Flowers writes: Read below the fold...
I wonder if Obama’s face will be carved into Mount Rushmore. Has the universe seriously become that cruelly surreal and Orwellian?
I think so.
A few days ago when I saw Obama’s likeness photoshopped onto Mount Rushmore on Al Sharpton’s show it made bitter bile burn my throat and choke me.
I then managed to scream and announce to a brother and nephew that if or when Obama ended up memorialized in such a way that would be the day I moved to another country.
“Where will you move to?” my nephew asked. Read below the fold...
Richard Eskow of the Center for the American Future, posted a very good one a couple of days ago. He used the old union meme “which side are you on” to beat up the President and Congress about Social Security being placed on the negotiating table. I thought his writing on it was striking. Here's some of it: Read below the fold...

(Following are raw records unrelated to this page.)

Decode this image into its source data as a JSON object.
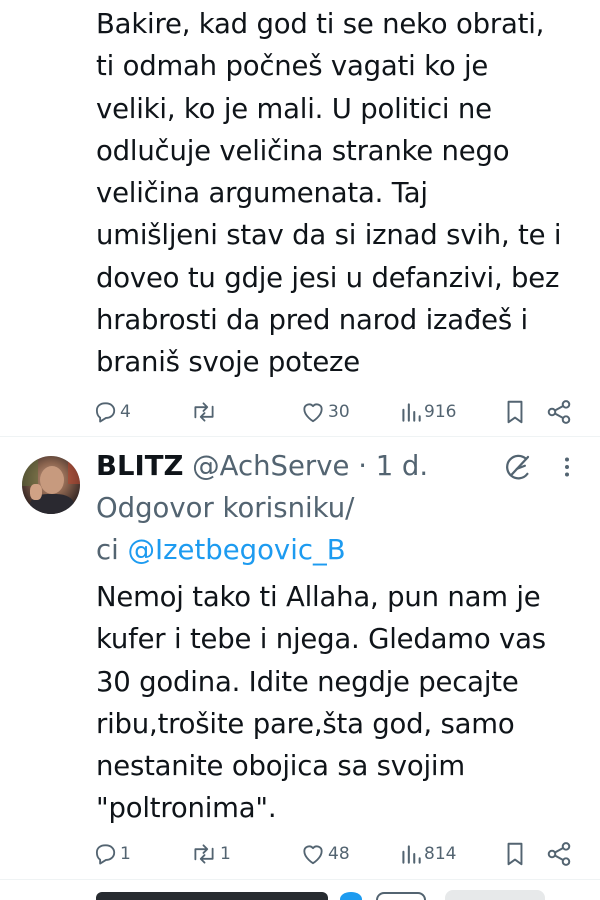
{
  "tweet1": {
    "text": "Bakire, kad god ti se neko obrati,\nti odmah počneš vagati ko je\nveliki, ko je mali. U politici ne\nodlučuje veličina stranke nego\nveličina argumenata. Taj\numišljeni stav da si iznad svih, te i\ndoveo tu gdje jesi u defanzivi, bez\nhrabrosti da pred narod izađeš i\nbraniš svoje poteze",
    "replies": "4",
    "retweets": "",
    "likes": "30",
    "views": "916"
  },
  "tweet2": {
    "name": "BLITZ",
    "handle": "@AchServe",
    "separator": "·",
    "time": "1 d.",
    "reply_prefix": "Odgovor korisniku/",
    "reply_prefix2": "ci",
    "reply_to": "@Izetbegovic_B",
    "text": "Nemoj tako ti Allaha, pun nam je\nkufer i tebe i njega. Gledamo vas\n30 godina. Idite negdje pecajte\nribu,trošite pare,šta god, samo\nnestanite obojica sa svojim\n\"poltronima\".",
    "replies": "1",
    "retweets": "1",
    "likes": "48",
    "views": "814"
  },
  "icons": {
    "reply": "reply-icon",
    "retweet": "retweet-icon",
    "like": "heart-icon",
    "views": "views-icon",
    "bookmark": "bookmark-icon",
    "share": "share-icon",
    "grok": "grok-icon",
    "more": "more-icon"
  },
  "colors": {
    "text": "#0f1419",
    "secondary": "#536471",
    "link": "#1d9bf0",
    "divider": "#eff3f4"
  }
}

Chained CPI: Because elders can substitute cat food for real food, Social Security benefits should be cut
Chained CPI is how Obama wants to jigger the Social Security numbers to get his Grand Bargain with Boehner and starve some old people. (So much for Biden's "flat guarantee" -- which Obama never signed on to). Trudy Rubin explains:

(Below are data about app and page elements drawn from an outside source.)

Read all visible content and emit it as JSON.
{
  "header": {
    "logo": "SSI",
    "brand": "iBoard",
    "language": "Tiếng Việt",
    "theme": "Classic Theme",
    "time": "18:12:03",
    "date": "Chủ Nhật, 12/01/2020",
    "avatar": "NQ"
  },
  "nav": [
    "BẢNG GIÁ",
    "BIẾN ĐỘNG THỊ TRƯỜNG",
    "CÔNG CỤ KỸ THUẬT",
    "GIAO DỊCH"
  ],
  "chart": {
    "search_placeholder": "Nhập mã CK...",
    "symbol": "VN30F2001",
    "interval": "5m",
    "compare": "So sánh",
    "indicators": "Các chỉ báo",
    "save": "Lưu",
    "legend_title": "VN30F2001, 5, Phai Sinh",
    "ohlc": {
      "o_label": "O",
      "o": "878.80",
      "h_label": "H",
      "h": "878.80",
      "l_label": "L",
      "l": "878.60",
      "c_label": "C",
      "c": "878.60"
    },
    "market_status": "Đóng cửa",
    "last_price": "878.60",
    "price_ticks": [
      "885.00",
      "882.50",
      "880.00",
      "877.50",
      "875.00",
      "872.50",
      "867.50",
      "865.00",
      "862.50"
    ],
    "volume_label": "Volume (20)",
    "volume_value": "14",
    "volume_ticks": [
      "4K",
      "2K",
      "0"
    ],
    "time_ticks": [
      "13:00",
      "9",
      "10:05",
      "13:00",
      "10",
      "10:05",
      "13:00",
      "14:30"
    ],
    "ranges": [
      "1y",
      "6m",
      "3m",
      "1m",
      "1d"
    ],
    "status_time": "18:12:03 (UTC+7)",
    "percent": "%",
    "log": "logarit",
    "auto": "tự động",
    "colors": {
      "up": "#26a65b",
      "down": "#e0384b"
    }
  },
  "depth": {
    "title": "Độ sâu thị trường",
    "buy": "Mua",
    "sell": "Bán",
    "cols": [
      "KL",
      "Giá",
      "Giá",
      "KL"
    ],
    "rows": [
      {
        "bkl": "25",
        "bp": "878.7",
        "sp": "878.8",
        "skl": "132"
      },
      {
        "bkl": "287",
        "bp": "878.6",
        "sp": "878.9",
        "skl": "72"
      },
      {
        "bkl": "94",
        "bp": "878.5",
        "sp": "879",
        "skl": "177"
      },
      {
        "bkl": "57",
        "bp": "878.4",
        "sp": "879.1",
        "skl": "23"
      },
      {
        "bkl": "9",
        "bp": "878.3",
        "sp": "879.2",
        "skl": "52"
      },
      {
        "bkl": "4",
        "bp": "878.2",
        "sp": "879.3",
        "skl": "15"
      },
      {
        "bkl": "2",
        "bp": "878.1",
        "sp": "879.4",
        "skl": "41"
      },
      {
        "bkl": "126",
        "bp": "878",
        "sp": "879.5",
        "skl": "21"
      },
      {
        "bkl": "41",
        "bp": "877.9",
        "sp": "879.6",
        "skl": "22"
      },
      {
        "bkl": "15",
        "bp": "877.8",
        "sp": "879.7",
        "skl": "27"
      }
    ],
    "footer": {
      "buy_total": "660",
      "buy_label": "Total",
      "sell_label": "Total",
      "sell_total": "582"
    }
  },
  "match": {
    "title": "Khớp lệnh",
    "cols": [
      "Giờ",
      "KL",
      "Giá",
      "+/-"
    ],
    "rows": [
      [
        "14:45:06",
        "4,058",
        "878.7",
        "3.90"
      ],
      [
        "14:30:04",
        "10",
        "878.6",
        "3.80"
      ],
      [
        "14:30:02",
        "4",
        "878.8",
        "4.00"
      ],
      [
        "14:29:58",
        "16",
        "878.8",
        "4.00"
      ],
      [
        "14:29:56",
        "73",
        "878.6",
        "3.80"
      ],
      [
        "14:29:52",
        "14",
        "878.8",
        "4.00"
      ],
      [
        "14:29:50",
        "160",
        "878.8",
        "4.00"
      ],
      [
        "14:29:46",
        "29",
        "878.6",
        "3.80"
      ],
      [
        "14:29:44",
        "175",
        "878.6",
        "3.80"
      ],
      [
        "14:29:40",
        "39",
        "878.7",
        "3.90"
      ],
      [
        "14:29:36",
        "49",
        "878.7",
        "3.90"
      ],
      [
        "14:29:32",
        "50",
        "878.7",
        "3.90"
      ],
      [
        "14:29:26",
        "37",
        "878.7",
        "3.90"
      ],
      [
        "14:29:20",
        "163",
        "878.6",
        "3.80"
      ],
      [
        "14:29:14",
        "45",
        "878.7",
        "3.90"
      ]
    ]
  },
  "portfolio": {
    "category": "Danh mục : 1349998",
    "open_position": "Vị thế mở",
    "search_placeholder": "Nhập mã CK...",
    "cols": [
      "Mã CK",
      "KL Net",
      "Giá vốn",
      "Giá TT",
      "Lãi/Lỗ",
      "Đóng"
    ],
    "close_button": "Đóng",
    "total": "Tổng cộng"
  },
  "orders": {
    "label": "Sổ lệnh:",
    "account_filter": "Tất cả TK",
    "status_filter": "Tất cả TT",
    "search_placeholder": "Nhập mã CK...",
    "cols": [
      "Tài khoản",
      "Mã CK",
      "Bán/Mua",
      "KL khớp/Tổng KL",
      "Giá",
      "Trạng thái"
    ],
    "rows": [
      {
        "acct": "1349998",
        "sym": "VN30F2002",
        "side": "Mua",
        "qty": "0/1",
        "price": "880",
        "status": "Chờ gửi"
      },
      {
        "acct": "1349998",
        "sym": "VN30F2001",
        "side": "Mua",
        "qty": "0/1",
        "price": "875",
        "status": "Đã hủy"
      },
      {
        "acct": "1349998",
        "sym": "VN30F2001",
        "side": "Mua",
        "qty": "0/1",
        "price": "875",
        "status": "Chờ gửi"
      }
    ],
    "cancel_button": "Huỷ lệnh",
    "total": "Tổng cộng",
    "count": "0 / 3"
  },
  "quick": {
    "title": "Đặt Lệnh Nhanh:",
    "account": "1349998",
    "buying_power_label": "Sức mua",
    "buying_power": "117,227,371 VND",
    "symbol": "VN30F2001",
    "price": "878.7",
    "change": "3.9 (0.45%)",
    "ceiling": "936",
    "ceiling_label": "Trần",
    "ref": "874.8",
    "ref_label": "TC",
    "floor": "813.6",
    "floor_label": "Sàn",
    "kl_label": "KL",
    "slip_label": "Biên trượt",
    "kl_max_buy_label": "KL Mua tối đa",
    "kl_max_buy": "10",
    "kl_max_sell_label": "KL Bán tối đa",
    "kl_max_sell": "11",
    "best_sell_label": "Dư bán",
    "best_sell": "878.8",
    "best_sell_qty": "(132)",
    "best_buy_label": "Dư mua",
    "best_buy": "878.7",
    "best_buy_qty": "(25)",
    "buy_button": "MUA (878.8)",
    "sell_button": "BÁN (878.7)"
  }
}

Why is the chained CPI (chained Consumer Price Index) so attractive to such people? As we reported a couple of weeks ago, it cuts spending and raises revenue. The Congressional Budget Office Office estimates it could produce some $217 billion in savings over ten years, with about $145 billion coming from cuts to Social Security benefits and other government pensions.
It’s a juicy target for another reason, too: the public knows next to nothing about it. Its obscurity may have led Slate to characterize it as “the sneaky plan to cut Social Security.” The headline on a blog post by The Atlantic’s Derek Thompson called it “The Sneaky, Complicated Idea That Could End the Fiscal Cliff Showdown.”
Whether that will happen is very much up in the air at the moment. Some Washington writers and columnists aren’t keen on the idea. The idea behind “chaining” is to allow for the way people substitute cheaper goods and services when prices rise. Timothy Noah, writing for The New Republic blog, gave a good description of why the Chained CPI may not measure the cost of living with as much accuracy as its advocates promote. “Would chaining really bring Social Security benefit increases in line with spending patterns? Actually no,” he argues, pointing out that the proposed index doesn’t deal with healthcare spending very well. Healthcare is the biggest expense for many of the elderly, and consumes a larger share of their budgets than does for the rest of the population. If you need a heart bypass, you can’t substitute a hernia operation, the way someone might substitute chicken for steak.
While it didn’t take a position on the proposed formula, the National Journal’s good reporting clearly explained what the new index was all about. It noted the drawbacks of making a change, even quoting Andrew Biggs, a resident scholar at the conservative American Enterprise Institute and former principal deputy commissioner of the Social Security Administration, who expressed serious doubts about switching over to the chained CPI. “One reason is, it’s not based on the purchasing habits of the elderly,” Biggs said. “The consumption patterns of a working household aren’t the same as the consumption patterns of, say, an 85-year-old Alzheimer’s patient living on a fixed income.”
The advocacy group Social Security Works estimates that a person age 75 in the future will get a yearly benefit that’s $653 lower after ten years of chained CPI than that person would get under the current formula. An 85-year-old will have $1,139 less to live on. While this doesn’t seem like a princely sum to an investment banker, it is to the very old.
Heck, $1,139 is a princely sum to me, and I'm not "very old"! Read below the fold...